Milton Keynes Islamic Arts, Heritage and Culture (MKIAC) held an event to celebrate “International Women’s Day” and the role women have made in creating culture whether that be in the home or in the workplace. Over 60 delegates from our rich and diverse communities of Milton Keynes came together at Milton Keynes College Chaffron Campus to celebrate.

Speakers came from across the country:

Dr Julie Mills, CEO & Principal of MK College opened the event and made very poignant remarks that although we have made progress towards equality we still have further work to do on diversity, especially around promoting more opportunities for women in leadership.
Jane Anderson a solicitor and MKIAC board member gave us examples of how women only recently have caught up with men in equality, she told us how women lawyers were only allowed to wear trousers in court in 1994 and women in the UK were only able to have a bank account without a male guarantor from 1975.

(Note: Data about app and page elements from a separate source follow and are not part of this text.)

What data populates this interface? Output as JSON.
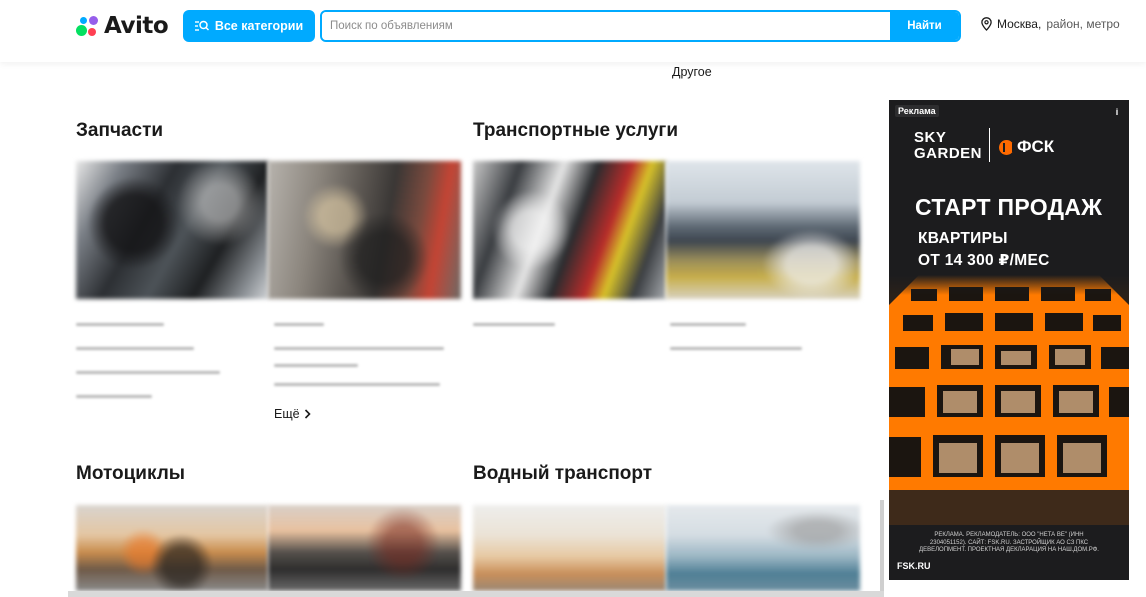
{
  "header": {
    "logo_text": "Avito",
    "categories_label": "Все категории",
    "search_placeholder": "Поиск по объявлениям",
    "search_value": "",
    "search_button": "Найти",
    "location_city": "Москва,",
    "location_region": "район, метро"
  },
  "top_link": "Другое",
  "sections": [
    {
      "title": "Запчасти"
    },
    {
      "title": "Транспортные услуги"
    },
    {
      "title": "Мотоциклы"
    },
    {
      "title": "Водный транспорт"
    }
  ],
  "more_label": "Ещё",
  "ad": {
    "label": "Реклама",
    "info": "i",
    "brand1": "SKY GARDEN",
    "brand2": "ФСК",
    "headline": "СТАРТ ПРОДАЖ",
    "sub1": "КВАРТИРЫ",
    "sub2": "ОТ 14 300 ₽/МЕС",
    "legal": "РЕКЛАМА. РЕКЛАМОДАТЕЛЬ: ООО \"НЕТА ВЕ\" (ИНН 2304051152). САЙТ: FSK.RU. ЗАСТРОЙЩИК АО СЗ ПКС ДЕВЕЛОПМЕНТ. ПРОЕКТНАЯ ДЕКЛАРАЦИЯ НА НАШ.ДОМ.РФ.",
    "site": "FSK.RU",
    "colors": {
      "background": "#1c1c1e",
      "accent": "#ff7a00"
    }
  },
  "colors": {
    "brand_blue": "#00aaff"
  },
  "icons": [
    "search-icon",
    "location-pin-icon",
    "chevron-right-icon",
    "info-icon"
  ]
}
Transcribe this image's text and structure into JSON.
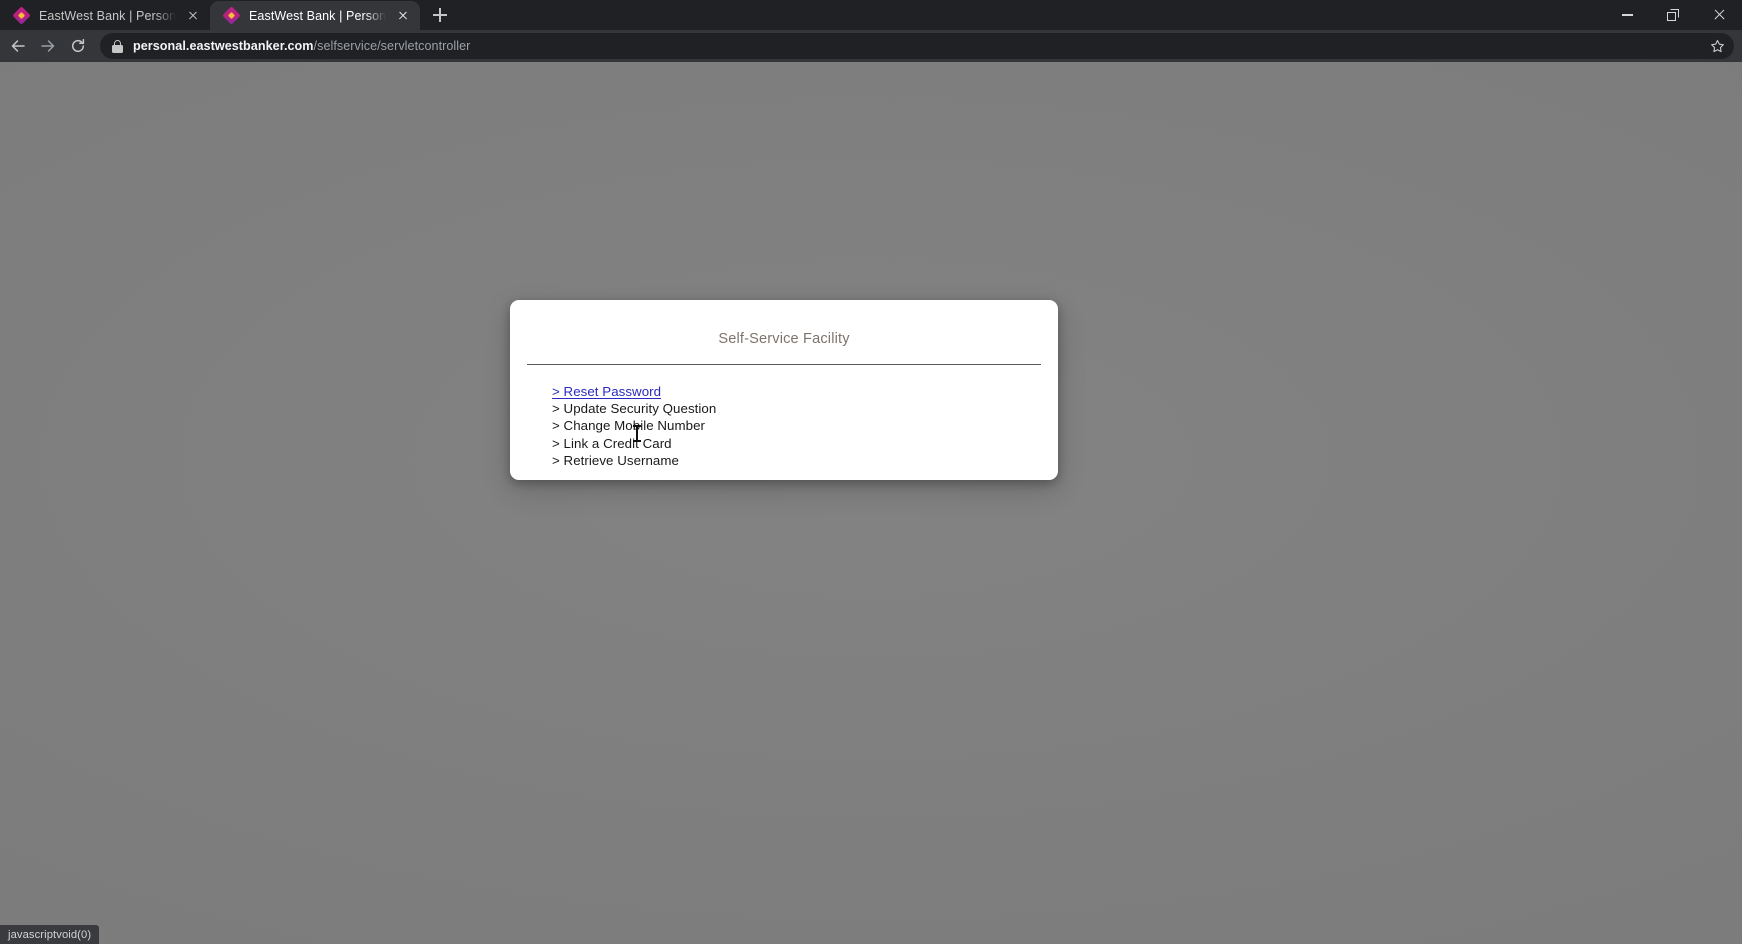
{
  "browser": {
    "tabs": [
      {
        "title": "EastWest Bank | Personal Banking",
        "favicon": "eastwest-diamond-icon",
        "close_label": "×",
        "active": false
      },
      {
        "title": "EastWest Bank | Personal Banking",
        "favicon": "eastwest-diamond-icon",
        "close_label": "×",
        "active": true
      }
    ],
    "new_tab_label": "+",
    "window_controls": {
      "minimize": "−",
      "maximize": "❐",
      "close": "×"
    },
    "toolbar": {
      "back_icon": "back-arrow-icon",
      "forward_icon": "forward-arrow-icon",
      "reload_icon": "reload-icon",
      "security_icon": "lock-icon",
      "bookmark_icon": "star-icon",
      "url_host": "personal.eastwestbanker.com",
      "url_path": "/selfservice/servletcontroller",
      "url_full": "personal.eastwestbanker.com/selfservice/servletcontroller"
    }
  },
  "page": {
    "card": {
      "title": "Self-Service Facility",
      "links": [
        {
          "label": "> Reset Password",
          "hovered": true
        },
        {
          "label": "> Update Security Question",
          "hovered": false
        },
        {
          "label": "> Change Mobile Number",
          "hovered": false
        },
        {
          "label": "> Link a Credit Card",
          "hovered": false
        },
        {
          "label": "> Retrieve Username",
          "hovered": false
        }
      ]
    },
    "status_bar": "javascriptvoid(0)"
  },
  "colors": {
    "page_background": "#7d7d7d",
    "card_background": "#ffffff",
    "title_text": "#7d756d",
    "link_text": "#1a1a1a",
    "hover_link_text": "#2a2ac0",
    "chrome_tabstrip": "#202124",
    "chrome_toolbar": "#35363a",
    "omnibox": "#202124",
    "favicon_magenta": "#c0208a",
    "favicon_core": "#fbbc36"
  }
}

Susan Popoola a human value optimisation specialist talked about the valuation of people, their journeys of where they are now and how they progress, she gave the metaphor of people being pigeons and peacocks and that we can all be both at different times and that peacocks are important in innovation whilst pigeons create a stable workplace.

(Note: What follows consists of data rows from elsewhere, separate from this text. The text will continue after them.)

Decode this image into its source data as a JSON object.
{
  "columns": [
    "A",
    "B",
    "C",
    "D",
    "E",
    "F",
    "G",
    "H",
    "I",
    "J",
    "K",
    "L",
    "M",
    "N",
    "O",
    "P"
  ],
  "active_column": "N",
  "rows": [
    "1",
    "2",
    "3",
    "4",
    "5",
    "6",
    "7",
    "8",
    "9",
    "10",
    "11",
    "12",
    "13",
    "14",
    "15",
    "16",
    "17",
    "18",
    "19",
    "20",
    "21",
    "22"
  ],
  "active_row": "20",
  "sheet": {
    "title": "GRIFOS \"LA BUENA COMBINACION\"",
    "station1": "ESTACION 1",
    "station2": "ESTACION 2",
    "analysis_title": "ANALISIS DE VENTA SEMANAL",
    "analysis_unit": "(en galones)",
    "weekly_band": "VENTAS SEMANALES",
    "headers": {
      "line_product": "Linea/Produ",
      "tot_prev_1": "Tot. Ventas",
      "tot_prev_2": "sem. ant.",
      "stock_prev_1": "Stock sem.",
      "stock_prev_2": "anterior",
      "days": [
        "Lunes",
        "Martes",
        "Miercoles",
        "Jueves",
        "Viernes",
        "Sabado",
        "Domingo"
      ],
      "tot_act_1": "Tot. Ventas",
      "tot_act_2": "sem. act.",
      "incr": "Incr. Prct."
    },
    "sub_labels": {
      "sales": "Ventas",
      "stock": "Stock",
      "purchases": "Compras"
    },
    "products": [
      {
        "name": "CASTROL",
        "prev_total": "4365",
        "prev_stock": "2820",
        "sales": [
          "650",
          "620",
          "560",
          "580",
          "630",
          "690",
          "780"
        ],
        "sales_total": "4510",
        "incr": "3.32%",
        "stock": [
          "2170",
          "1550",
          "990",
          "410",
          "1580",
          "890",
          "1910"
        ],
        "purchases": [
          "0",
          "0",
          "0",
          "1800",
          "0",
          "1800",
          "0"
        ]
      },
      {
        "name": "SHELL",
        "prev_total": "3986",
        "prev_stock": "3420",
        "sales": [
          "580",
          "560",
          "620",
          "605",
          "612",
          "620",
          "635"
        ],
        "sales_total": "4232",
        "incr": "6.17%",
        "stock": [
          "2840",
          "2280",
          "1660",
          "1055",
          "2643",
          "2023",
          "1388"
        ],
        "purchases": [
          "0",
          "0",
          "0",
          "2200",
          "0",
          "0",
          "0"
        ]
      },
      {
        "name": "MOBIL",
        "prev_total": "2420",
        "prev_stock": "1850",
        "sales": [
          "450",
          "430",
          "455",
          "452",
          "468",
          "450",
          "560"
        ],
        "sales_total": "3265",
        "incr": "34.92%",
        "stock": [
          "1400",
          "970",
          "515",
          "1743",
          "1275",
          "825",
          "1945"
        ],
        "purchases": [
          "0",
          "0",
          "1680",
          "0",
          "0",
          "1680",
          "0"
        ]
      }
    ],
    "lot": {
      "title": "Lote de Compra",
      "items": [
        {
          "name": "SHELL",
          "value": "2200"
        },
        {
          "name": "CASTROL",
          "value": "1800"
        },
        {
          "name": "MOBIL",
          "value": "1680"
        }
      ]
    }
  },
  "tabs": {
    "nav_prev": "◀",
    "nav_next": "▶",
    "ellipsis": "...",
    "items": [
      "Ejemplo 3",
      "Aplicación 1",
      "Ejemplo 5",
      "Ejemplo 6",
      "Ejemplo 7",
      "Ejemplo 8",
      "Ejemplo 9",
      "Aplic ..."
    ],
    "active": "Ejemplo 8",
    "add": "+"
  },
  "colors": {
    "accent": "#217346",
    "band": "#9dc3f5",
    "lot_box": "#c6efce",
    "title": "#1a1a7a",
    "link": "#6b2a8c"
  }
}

Dr Jane Krishnadas drew on her experience working India providing earthquake relief and how women adapted and engaged in agriculture, start-up business as well as being homemakers. She talked about her recent work providing support in the legal system through Community legal outreach Collaboration with Keele University where she is a senior law lecturer and emphasised that human rights were culturally different with different sectors of the population and were equal only in their practicality in daily lives.
Humera Khan a founder and trustee of the An-Nisa Society an organisation working for the welfare and support of Muslim women and families gave a history of how Muslim women have contributed to culture and are creating new cultural spheres today. Humera highlighted the importance of supporting Muslim women and breaking down barriers often by the media. She showcased examples of strong Muslim women including those performing in Rumi’s Cave a creative space run by Muslim women for Muslim women.
Mimi Harker MBE councillor, former cabinet member and mayor not only gave a political account of her career as a women but an insight to her personal journey from being a less confident timid person to a strong role model for women and that through her determination and passion for standing up for communities she has been recognised nationally by being an Olympic torch bearer and being awarded an OBE.
Lunch was provided for the guests with flavours from Arabia such as Lebanese style courgettes stuffed with fresh herbs, aromatic spices and mixed vegetables to Kibbeh: bulger wheat stuffed with Lamb.
The event was inspired by strong Islamic woman such as Kadijah an independent and respected Muslim business women and an equal partner to her husband, and Fatima al-Fihri who established the first degree granting university founded in Morocco in 859.
There then was an opportunity for delegates to learn or showcase their mosaic skills through an artist led session to produce a large mosaic using an arabesque design combining geometric and botanical imagery.


“Really loved the mosaic activity in that it encouraged us to take 5 minutes to be thoughtful and reflect on the talks of the day.”

“I loved the networking opportunity, meeting new people and feeling part of a community.”

“The event was a great opportunity to learn from women of different cultures and backgrounds.”

Mosaic making has been part of Islamic culture for centuries; we invited women to take part in this activity as a token of our unity and celebration of our diverse cultures and at this seminar. This workshop was led by Maryam Smit MKIAC’s resident artist.